“Is it sufficient?” Helpa wondered. “On a standalone basis, no.” Johannes Leitner of the Competence Centre for the Black Sea Region (CCBSR), a political risk platform, agreed. “So far, a systematic implementation of political risk management tools has been rather sporadic,” Leitner said. They are now preparing a large quantitative survey to shed light on this exact issue.
A MODEL MADE IN AUSTRIA
Leitner and his business partner, Hannes Meissner, are tireless pioneers of political risk management in Austria, with a model organically developed as an Austrianflavored version of the Anglo-Saxon variant.
In developing their product, Leitner and Meissner have used their academic backgrounds for theoretical and logistical support. Their methodology is unique, digging into issues like “systemic nepotism,” “systemic corruption” and “institutional ambiguity” – that is, understanding those power networks and stakeholders that can capture a state or an economic sector in ways not immediately visible to outsiders. There is a qualitative aspect to this that cannot be captured by quantitative international benchmarks or overstretched analysts sitting in London, Paris or New York, upon whom many international investors rely.
Georgia is a classic example, a country that rose quickly through the international rankings of quality governance as Mikheil Saakashvili’s government enacted a raft of legislative reforms in the wake of the 2003 Rose Revolution. Less visible was how Saakashvili’s associated business interests consolidated on the state level and in certain sectors.
Despite the unique methodology, Leitner notes the challenge in persuading investors, not just Austrians, that “a strategic and proactive political risk management could help prevent negative scenarios.” Dealing with crises as they arise is not sufficient, and rarely leads to competitive advantage.
Grieveson underlines the necessity of risk management, particularly in CEE: “The tectonic plates have definitely moved in the last 10 years,” he says. “I think that, so far, many people have failed to understand what has happened. Why in Poland, for example, which on various economic metrics is the great post-communist success story, are so many people unhappy, and why do they have the government they have? Why do people in most of CEE think so differently about refugees to those in Western Europe? Why does only a quarter of Czechs want to join the euro? These issues matter a lot.”

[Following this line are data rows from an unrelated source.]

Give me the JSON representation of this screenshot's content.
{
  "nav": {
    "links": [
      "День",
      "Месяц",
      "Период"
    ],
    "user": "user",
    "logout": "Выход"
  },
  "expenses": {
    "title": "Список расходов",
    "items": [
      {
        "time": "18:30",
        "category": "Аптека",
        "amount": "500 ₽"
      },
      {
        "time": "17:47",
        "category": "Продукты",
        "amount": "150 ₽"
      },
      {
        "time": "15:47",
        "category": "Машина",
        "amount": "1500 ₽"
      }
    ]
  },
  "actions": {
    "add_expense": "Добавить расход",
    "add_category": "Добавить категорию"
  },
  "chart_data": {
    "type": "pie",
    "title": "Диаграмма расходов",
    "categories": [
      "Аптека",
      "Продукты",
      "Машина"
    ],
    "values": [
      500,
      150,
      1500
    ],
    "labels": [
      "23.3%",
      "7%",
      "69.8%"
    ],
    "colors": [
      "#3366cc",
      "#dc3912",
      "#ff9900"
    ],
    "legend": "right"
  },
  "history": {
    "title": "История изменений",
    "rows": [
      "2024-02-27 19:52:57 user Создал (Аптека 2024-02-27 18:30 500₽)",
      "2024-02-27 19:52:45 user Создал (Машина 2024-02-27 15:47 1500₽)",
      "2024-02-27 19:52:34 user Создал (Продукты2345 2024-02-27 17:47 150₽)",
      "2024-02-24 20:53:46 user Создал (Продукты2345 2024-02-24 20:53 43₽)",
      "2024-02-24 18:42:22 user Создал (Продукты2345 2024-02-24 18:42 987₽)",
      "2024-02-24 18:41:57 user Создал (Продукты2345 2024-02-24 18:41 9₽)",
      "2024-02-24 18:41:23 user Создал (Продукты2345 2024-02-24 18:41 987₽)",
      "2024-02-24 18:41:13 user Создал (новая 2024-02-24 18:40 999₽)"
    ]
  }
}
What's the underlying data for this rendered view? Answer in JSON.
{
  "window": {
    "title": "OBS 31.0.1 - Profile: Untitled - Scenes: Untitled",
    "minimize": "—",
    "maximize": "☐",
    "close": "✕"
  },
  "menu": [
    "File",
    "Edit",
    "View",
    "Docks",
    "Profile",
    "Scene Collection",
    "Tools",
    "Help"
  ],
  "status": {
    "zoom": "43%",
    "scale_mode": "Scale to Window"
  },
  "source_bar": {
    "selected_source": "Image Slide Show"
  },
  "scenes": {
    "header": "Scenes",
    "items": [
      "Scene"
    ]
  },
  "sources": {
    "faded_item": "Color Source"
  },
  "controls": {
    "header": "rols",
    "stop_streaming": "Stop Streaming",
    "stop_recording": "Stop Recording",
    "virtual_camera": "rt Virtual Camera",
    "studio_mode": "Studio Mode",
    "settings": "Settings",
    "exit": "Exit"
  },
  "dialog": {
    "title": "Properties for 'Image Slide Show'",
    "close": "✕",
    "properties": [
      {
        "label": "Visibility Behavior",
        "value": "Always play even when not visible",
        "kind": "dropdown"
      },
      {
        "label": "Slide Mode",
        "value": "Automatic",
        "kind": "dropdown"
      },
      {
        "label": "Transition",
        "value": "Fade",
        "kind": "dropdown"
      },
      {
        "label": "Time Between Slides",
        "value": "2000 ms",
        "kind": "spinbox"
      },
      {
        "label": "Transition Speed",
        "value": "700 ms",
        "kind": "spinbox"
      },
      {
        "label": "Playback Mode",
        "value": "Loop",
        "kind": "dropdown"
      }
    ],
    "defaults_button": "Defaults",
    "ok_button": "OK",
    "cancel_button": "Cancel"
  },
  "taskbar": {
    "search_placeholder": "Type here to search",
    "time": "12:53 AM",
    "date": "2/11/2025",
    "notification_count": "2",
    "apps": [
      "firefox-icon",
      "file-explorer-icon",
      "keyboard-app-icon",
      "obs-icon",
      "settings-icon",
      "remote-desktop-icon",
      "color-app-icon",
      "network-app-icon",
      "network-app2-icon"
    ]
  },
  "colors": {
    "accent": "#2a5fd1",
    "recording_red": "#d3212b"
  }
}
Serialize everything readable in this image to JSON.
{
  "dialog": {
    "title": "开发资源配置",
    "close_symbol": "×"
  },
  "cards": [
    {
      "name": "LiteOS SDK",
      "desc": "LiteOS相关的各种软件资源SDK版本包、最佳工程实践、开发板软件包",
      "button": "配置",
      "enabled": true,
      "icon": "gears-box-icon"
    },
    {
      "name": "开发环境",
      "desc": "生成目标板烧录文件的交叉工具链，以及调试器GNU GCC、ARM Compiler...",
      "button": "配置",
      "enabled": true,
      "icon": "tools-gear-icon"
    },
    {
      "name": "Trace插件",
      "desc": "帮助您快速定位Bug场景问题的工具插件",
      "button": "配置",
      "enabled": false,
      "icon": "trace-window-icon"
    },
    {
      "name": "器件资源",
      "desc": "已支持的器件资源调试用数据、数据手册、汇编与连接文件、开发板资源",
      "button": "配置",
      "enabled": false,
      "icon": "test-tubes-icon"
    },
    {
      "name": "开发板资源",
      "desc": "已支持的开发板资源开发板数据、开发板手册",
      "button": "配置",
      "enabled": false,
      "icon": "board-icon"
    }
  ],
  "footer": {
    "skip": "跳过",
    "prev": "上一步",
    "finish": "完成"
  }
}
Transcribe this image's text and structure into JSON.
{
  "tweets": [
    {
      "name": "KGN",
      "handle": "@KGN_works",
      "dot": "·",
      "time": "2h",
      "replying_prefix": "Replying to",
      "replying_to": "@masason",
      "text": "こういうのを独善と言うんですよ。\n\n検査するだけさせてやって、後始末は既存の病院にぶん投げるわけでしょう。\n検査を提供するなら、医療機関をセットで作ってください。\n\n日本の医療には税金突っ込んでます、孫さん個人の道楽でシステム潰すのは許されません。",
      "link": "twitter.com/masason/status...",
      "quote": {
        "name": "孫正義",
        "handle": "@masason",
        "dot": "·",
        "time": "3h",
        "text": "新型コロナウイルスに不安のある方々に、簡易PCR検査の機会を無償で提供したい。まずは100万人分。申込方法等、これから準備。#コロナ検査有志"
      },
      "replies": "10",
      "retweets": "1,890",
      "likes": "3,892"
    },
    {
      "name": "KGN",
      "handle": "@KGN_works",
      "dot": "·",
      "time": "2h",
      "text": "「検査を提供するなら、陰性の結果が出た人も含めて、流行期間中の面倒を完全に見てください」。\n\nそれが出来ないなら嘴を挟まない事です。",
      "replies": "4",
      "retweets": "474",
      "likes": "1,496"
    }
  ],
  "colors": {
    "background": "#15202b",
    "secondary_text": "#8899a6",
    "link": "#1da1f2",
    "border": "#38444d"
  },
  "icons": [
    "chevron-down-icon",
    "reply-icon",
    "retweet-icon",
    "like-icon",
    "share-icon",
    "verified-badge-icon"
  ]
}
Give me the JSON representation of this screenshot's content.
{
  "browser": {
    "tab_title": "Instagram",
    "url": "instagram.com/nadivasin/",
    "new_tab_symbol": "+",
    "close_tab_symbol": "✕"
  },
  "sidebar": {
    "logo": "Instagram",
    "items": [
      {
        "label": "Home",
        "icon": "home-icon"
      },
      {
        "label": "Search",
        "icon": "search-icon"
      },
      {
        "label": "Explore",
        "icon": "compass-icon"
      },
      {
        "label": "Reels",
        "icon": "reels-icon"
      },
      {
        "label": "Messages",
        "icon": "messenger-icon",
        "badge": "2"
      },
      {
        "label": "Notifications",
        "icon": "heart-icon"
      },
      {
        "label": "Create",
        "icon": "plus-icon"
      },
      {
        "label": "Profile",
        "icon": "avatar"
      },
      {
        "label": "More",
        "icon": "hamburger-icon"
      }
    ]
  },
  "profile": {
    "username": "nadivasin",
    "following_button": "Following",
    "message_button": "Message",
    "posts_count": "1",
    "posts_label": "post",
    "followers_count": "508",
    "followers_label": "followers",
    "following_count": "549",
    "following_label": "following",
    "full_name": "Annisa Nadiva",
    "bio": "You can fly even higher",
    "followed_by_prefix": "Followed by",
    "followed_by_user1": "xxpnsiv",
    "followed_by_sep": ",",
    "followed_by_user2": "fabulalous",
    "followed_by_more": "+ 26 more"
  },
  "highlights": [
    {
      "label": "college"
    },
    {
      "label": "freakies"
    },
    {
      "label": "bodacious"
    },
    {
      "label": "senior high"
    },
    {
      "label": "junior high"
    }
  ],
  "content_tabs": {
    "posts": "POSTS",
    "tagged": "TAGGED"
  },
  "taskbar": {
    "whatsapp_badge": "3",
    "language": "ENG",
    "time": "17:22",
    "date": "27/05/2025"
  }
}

With thanks to George Santayana, those who do not study risk will be putty in its hands.